A study conducted by a group of scientists in Israel provides encouraging news: most symptoms associated with long-term Covid can disappear over time in those who initially had a mild case of COVID-19. The study found that within a few months of infection, people with a mild form of the disease had an increased risk of developing more than a dozen diseases, compared to an uninfected control group. But this increased risk largely disappeared during the year.
The study was led by scientists from the KI Research Institute in Israel in collaboration with Maccabi Healthcare Services, one of the country’s four healthcare organizations.
In Israel, virtually all medical services are provided and covered through these organizations, a universal system that allows researchers to study population health relatively easily through de-identified electronic medical records. Compared to many other countries, Israel has been more vigilant during the pandemic in providing residents with readily available testing for acute cases of COVID-19.
Thanks to the vast amount of data available to these researchers, they have been able to track people’s health after the COVID-19 outbreak to a degree that few others have been able to do.
About 300,000 people who tested positive for COVID-19 but were not hospitalized between March 2020 and October 2021 took part in the study. The team tracked how often these people were later diagnosed with 70 different diseases, possibly related to long-term infection, and compared them to a control group who were matched for age and other factors but never tested positive for COVID-19 during same time period. They deliberately focused on patients with a milder course of the disease, since they make up the majority of cases of COVID-19.
KI researcher Maital Bivas-Benita’s team found that people with mild COVID-19 had, on average, a higher risk of being diagnosed with several different conditions compared to uninfected people within one to six months of infection.
These conditions, 13 in all, included hair loss, chest pain, shortness of breath, and problems with memory or concentration, commonly referred to as “brain fog.” However, this increased risk declined over the next six months, and the risk for almost all outcomes reached or approached the baseline risk observed in uninfected controls. The risk of anosmia and dysgeusia (loss or impairment of smell and taste), confusion, shortness of breath, and general weakness remained elevated at one year, but these conditions also became less common over time.
Other studies have shown that some people actually recover after of prolonged Covid, at least in part. But the authors say their study is one of the most detailed and long-term follow-ups of patients with initially mild COVID-19.
The large data set also meant that Bivas-Benita’s team could make many different comparisons between groups of people.
For example, children appear to have a lower risk of developing any lasting symptoms of Covid than adults, while people aged 41 to 60 may be at the highest risk. The risk of shortness of breath was lower in vaccinated people who developed a breakthrough infection compared with unvaccinated people, although the risk of other conditions appeared to be similar. And interestingly, they found no difference in the long-term risk of Covid from infection with the alpha or delta variant compared to the original strain, even though there were only a few months of data on the delta variant at the time.

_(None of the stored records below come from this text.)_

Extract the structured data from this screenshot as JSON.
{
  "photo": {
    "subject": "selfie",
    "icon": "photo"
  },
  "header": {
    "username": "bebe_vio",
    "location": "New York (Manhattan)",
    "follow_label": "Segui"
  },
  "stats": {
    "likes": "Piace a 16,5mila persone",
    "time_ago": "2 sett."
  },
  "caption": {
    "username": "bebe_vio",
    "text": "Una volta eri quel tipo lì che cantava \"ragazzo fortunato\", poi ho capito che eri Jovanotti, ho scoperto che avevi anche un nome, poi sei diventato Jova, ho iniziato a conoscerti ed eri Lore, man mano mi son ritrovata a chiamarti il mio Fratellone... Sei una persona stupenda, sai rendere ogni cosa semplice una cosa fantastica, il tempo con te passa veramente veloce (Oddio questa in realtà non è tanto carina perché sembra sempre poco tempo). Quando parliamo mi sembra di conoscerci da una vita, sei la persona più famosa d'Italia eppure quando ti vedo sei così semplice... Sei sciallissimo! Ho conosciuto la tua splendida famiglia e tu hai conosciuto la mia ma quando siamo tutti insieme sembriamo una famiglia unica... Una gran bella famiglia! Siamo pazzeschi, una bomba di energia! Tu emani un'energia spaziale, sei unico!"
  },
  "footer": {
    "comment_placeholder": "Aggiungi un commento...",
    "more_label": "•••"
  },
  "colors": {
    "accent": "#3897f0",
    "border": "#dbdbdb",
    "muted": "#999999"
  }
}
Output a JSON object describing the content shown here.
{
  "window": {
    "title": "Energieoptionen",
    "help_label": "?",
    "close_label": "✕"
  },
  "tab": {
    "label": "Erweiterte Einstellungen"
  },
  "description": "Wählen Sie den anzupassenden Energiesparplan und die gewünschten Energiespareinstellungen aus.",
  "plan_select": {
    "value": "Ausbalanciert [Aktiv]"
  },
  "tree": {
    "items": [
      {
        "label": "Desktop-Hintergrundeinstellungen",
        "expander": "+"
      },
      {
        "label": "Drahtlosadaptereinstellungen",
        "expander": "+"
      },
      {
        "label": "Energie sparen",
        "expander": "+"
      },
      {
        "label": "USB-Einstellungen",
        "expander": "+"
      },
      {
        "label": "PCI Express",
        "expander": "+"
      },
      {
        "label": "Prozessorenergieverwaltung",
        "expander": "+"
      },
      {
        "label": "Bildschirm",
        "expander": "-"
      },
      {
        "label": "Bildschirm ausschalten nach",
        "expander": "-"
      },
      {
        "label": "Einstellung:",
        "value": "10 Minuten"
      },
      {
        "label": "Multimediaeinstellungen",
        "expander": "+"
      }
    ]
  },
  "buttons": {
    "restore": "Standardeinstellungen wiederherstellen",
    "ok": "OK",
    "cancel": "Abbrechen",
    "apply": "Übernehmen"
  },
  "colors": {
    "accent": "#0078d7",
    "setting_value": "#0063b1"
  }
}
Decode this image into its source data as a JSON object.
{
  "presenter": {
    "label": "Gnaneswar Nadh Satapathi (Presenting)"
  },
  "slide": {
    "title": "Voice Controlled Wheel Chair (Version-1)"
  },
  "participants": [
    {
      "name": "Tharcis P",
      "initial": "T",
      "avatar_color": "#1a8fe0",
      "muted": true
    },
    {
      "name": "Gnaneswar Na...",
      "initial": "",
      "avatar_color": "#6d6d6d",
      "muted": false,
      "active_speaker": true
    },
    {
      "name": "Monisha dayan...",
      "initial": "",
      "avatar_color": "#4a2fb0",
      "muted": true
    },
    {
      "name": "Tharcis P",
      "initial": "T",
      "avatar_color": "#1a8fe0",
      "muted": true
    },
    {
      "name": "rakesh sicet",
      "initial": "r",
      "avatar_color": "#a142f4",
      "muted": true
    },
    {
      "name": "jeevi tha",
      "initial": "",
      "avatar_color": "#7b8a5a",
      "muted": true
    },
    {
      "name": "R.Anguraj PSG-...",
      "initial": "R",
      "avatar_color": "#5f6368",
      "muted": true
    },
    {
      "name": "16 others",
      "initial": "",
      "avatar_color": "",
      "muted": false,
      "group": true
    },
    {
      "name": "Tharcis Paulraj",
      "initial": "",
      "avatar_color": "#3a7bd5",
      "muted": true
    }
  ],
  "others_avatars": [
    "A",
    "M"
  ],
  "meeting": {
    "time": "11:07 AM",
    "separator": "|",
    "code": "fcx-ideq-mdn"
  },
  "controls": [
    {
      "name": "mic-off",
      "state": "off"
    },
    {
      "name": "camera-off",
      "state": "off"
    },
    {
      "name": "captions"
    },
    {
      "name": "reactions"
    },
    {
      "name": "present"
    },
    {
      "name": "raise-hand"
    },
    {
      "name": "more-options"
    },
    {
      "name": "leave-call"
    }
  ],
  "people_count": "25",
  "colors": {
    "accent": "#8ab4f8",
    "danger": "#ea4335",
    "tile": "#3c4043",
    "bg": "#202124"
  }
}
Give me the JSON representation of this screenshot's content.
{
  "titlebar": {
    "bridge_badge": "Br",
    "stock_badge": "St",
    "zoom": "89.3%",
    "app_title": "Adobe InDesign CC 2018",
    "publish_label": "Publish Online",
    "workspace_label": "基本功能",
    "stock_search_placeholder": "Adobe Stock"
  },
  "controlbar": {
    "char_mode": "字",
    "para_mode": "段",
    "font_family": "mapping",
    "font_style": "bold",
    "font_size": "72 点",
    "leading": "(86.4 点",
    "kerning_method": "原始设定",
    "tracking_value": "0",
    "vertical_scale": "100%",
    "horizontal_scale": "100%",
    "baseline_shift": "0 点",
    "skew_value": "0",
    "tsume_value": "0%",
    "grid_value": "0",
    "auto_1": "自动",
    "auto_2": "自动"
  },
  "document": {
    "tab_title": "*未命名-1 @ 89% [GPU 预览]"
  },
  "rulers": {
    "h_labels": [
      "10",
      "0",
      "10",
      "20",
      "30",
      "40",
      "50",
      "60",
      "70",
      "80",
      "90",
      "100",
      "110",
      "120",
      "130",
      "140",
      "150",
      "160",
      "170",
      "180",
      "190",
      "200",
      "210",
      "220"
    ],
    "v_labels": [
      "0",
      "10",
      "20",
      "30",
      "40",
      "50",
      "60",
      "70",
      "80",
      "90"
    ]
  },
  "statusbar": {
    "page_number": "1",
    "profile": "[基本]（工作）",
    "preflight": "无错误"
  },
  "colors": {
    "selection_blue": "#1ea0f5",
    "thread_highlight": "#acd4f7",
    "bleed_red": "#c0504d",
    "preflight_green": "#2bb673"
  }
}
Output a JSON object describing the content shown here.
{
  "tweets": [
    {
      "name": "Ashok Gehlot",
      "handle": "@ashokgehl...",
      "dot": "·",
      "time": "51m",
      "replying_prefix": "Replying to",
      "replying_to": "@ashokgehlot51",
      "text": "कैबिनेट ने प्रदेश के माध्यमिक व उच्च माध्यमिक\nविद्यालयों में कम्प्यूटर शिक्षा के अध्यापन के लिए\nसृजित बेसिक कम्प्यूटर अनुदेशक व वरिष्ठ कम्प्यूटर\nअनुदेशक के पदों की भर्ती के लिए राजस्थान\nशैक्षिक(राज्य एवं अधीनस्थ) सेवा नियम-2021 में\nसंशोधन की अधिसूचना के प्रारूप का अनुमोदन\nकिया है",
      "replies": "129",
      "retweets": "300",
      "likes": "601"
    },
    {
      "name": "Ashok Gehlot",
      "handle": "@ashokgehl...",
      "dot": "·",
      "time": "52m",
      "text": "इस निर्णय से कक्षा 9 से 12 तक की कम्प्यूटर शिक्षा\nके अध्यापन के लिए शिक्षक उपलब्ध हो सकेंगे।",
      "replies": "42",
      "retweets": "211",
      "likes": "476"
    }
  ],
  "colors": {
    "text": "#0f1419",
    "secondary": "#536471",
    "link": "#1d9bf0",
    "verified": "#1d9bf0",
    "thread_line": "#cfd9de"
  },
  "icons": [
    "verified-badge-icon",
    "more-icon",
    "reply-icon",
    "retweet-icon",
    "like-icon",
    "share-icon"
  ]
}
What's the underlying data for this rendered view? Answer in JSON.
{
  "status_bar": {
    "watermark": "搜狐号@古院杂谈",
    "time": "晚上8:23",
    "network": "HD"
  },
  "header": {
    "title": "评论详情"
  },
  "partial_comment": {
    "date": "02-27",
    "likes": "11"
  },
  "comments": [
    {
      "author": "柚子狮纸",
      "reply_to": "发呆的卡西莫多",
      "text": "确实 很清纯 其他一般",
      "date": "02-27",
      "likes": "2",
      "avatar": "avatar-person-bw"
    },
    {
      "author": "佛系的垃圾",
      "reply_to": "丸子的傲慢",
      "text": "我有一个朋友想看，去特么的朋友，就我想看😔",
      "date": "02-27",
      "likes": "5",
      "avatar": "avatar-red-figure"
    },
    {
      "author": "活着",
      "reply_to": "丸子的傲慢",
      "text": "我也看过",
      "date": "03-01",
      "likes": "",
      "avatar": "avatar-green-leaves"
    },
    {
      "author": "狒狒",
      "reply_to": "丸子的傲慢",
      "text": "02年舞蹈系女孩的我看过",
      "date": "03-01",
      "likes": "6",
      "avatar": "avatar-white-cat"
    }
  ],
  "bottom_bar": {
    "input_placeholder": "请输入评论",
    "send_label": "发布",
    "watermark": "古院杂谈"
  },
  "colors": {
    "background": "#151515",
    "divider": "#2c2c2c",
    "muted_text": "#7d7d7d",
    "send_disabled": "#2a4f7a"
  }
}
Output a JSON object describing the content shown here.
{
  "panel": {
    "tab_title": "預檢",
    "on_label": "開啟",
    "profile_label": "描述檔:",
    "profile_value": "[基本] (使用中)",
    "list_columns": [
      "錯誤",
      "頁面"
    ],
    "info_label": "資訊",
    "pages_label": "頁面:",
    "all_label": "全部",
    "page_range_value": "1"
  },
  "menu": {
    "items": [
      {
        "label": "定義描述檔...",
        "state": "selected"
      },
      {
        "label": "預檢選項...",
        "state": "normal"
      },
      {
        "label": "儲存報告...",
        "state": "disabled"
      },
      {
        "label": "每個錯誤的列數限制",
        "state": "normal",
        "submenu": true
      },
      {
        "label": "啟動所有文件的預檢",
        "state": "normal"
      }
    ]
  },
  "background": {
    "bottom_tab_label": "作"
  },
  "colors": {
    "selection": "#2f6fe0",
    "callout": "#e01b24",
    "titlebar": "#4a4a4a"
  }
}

However, no study is without caveats. Reliance on electronic medical records and official diagnosis codes means that some cases of prolonged covid may have gone undetected. And it’s possible that some people stopped reporting lingering symptoms to their doctors over time. On the other hand, health care in Israel is free and considered to be of high quality, limiting some of the reasons why sick people avoid or stop seeking medical care. And Bivas-Benita points out that people who have contracted COVID-19 may actually be more likely to see a doctor compared to uninfected people, simply because they pay more attention to their health after being infected, “which leads to more reporting and amplification screening for potential covid-related outcomes in these patients.”
On the other hand, a key strength of the study is the ability to compare these cases with a large group of uninfected individuals, which is important because many of the symptoms often associated with long-term Covid can be caused by other causes. As a consequence, these results may also suggest that only a small proportion of mild cases of COVID-19 develop any disease possibly associated with the infection. At the same time, the obtained data do not mean that people did not experience chronic symptoms caused by COVID-19.
“It seems that as long as SARS-CoV-2 is with us, there will be a small proportion of patients who will experience long-term symptoms of this infection,” Bivas-Benita said.
The authors say more research is needed to understand the specific long-term Covid risks posed by the Omicron variant, which has become dominant worldwide since late 2021.
Another important and still understudied area is the impact of reinfections on the risk of long Covid.